To understand how a nail becomes fungal, we need to know the structure of a nail.  Anatomically, a toenail and a fingernail are the same.  The nail plate is the part that needs clipping every 6 weeks or so.  Underneath is the nail bed which is protected by the nail plate. The cuticle (eponychium) is the narrow band of skin at the base of the nail plate; it is a protective barrier, preventing  fungus and bacteria from entering the nail bed.  The  nail root (matrix), at the base of the nail bed underneath the cuticle,  is where nail cells form.  The end of the matrix is the white, half-moon shaped area (lunula) at the base of the nail.

How nails become fungal:

Onychomycosis is caused by the same dermatophyte as Athlete’s Foot.   Athlete’s Foot and Onychomycosis can be caused by the same factors (read here). 

Anyone with poor circulation to the feet, including diabetics and people with heart and vascular conditions are more susceptible.  People with weakened immune systems because of illness or medication use are at a greater risk.

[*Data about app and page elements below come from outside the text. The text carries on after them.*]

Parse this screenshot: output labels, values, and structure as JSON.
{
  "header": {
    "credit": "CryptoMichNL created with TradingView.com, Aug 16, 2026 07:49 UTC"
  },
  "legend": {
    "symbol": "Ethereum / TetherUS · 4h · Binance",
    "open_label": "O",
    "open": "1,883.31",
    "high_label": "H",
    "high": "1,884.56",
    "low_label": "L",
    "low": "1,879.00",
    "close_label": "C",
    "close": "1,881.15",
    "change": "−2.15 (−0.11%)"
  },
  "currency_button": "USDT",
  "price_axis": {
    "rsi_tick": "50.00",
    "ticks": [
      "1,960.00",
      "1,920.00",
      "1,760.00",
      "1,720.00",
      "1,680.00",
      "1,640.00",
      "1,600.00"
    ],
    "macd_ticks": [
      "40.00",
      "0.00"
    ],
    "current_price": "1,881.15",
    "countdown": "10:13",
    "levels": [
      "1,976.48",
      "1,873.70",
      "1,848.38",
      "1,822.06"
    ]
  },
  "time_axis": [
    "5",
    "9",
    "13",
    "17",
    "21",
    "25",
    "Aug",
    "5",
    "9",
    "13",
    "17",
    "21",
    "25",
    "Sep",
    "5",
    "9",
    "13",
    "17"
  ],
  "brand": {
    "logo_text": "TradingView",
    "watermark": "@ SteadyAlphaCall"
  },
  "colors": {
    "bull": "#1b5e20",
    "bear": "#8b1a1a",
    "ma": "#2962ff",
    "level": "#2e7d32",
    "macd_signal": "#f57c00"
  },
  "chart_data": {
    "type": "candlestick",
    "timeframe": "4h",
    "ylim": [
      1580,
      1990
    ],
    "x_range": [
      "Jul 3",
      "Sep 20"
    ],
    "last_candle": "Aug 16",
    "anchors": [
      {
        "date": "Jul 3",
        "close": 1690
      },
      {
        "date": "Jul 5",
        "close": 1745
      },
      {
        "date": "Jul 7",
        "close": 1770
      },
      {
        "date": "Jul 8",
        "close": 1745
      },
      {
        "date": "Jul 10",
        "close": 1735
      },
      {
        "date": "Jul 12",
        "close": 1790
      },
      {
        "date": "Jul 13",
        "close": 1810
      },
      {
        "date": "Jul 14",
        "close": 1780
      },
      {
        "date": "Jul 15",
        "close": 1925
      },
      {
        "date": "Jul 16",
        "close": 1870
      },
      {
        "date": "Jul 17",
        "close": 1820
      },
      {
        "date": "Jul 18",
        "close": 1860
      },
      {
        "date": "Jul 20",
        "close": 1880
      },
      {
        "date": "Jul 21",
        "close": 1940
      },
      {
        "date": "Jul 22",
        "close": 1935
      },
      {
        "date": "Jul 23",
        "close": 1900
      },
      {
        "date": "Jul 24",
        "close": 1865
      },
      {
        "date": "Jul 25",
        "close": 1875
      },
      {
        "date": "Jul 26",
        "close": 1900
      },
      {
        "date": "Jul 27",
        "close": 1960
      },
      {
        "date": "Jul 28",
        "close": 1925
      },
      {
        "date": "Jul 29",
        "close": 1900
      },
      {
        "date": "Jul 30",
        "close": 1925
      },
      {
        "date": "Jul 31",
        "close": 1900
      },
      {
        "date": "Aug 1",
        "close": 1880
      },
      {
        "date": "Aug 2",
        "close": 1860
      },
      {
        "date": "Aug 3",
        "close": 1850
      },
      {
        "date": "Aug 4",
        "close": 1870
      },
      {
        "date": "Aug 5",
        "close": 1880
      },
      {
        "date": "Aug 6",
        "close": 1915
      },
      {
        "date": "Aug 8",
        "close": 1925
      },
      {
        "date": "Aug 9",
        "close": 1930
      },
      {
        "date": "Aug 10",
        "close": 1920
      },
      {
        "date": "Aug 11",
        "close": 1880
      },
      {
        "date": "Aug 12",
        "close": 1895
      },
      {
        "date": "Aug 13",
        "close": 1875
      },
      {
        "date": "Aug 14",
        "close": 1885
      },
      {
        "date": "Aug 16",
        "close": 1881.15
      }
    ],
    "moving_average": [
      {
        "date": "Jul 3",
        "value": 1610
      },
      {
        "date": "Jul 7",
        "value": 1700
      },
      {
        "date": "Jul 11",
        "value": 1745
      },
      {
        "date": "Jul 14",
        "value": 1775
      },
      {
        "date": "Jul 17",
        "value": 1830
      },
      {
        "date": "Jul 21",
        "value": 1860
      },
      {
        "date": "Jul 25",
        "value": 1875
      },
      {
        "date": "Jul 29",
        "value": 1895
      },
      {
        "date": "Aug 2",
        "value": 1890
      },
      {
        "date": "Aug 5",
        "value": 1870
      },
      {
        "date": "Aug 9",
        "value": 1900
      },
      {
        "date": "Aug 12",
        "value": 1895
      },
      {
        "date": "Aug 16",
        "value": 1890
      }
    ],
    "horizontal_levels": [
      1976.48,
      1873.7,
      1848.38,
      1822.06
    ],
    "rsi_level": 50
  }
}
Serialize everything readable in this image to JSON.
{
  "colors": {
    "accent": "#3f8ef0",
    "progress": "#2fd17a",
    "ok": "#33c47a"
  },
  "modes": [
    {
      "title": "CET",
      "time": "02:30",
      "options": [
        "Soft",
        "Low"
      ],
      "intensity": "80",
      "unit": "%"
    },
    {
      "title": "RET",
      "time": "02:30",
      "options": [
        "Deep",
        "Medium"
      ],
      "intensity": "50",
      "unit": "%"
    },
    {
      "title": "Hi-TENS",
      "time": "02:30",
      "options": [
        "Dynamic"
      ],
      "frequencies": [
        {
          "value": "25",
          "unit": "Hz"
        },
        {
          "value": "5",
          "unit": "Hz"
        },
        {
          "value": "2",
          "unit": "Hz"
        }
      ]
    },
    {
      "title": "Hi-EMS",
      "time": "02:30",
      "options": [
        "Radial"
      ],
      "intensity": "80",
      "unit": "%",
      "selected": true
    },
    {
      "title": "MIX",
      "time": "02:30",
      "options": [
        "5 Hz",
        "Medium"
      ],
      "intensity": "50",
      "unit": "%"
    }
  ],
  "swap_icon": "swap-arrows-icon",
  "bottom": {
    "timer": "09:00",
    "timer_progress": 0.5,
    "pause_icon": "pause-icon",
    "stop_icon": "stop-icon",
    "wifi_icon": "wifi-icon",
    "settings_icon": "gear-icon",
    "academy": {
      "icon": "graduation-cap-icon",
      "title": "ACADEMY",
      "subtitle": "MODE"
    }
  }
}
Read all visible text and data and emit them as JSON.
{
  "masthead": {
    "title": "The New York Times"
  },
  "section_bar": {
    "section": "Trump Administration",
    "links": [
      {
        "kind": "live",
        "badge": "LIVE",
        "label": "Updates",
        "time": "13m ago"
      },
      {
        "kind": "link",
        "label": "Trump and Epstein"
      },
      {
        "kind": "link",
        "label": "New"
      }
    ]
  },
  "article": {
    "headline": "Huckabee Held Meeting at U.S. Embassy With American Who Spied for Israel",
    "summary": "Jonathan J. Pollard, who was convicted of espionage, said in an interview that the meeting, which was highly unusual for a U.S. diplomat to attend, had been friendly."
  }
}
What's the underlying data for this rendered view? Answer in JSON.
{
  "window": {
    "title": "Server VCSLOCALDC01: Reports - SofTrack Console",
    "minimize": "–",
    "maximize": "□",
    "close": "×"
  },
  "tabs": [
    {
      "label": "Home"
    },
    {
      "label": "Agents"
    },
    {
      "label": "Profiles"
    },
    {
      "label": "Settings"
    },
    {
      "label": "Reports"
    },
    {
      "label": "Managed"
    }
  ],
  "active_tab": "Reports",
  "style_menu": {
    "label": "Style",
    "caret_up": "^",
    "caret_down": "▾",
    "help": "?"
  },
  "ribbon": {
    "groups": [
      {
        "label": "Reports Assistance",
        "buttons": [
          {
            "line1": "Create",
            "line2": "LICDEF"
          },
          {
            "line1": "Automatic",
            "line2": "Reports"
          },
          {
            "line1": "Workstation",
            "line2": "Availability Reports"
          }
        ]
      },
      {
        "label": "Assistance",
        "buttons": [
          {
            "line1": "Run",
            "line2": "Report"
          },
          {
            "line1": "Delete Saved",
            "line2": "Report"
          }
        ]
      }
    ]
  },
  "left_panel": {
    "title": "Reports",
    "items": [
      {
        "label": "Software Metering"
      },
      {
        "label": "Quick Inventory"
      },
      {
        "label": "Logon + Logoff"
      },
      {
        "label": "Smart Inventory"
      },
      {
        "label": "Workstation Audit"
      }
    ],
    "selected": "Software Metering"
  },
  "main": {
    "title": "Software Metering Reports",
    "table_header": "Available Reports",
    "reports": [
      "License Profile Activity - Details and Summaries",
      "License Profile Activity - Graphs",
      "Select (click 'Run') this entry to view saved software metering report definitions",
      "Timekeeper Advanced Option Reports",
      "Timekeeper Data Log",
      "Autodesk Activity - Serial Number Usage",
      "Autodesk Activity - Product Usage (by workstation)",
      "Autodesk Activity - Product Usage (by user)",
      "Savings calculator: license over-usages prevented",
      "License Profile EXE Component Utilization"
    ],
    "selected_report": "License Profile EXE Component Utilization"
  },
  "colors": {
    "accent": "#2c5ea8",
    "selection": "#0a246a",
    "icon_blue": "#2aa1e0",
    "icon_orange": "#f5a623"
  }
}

Anyone who has regular pedicures may be at risk.  During a pedicure, the cuticle is pushed back.  This damages the cuticle and makes it easier for fungus and bacteria to infect the matrix where new nail cells form.  Are the pedicure and manicure instruments sterilized (read here) by autoclave?  Nail fungus is very contagious.  The Ontario Ministry of Health and Long-Term Care mandates that these instruments be autoclaved.  Ask the salon if they autoclave – buyer beware.

What does toenail fungus look like?

Onychomycosis starts off as a small area of whitish or yellowish discolouration in one corner of the toenail. This picture shows mild toenail fungus.  As it spreads, the area of discolouration becomes larger and the nail becomes rough and thickened.  You may notice a darker colour under the nail because of debris that has collected.  The nail plate may separate from the nail bed. If bacteria are involved in the infection, there will be a slight odour. 

Treatment:

 Over-the-counter topical medications may or may not work.  Your doctor may prescribe a stronger topical medication but even that will take months of regular use.  Oral medications may be prescribed for diabetics or those with other medical conditions.

The vinegar – water soak I talked about in (this) previous blog  is a home remedy that has been shown to work if used constantly over many months.  Eating a healthy diet will boost immunity and help to fight the infection.  Probiotics which are added to certain foods such as yogurt may help.

Tea tree oil applied to a piece of cotton and used to clean under the nail plate may show results over time.

As a certified foot care nurse, I treat fungal nails by clipping away as much of the infected nail as possible.  For thickened nails, I use a special file that thins out and removes pieces of the damaged nails.  Regular nursing foot care halts the spread of infection.  A McDermott Footcare client is looking forward to being able to wear sandals this summer for the first time in years since I have treated her fungal toenails for the past 6 months and we are now seeing favourable results.

Preventing fungal toenails:

  • The measures used to prevent Athlete’s Foot (here) will also prevent fungal toenails. 
  • Try to avoid wearing shoes that are tight in the toe box. Squashing the toes together damages the matrix and increases the likelihood of infection.
  • If you get regular pedicures, do not let the esthetician push back the nail cuticle.  Find a salon that will honour your request to leave your cuticles alone.  It may be tempting to cover fungal nails with nail polish but this will trap moisture and worsen an existing infection.
  •  A fungal toenail infection is contagious.  Again, use the same prevention measures as with Athlete’s Foot.

Toenail fungus, or onychomycosis, may be frustrating and embarrassing.  Diligence and patience are needed to end the problem and prevent it from recurring.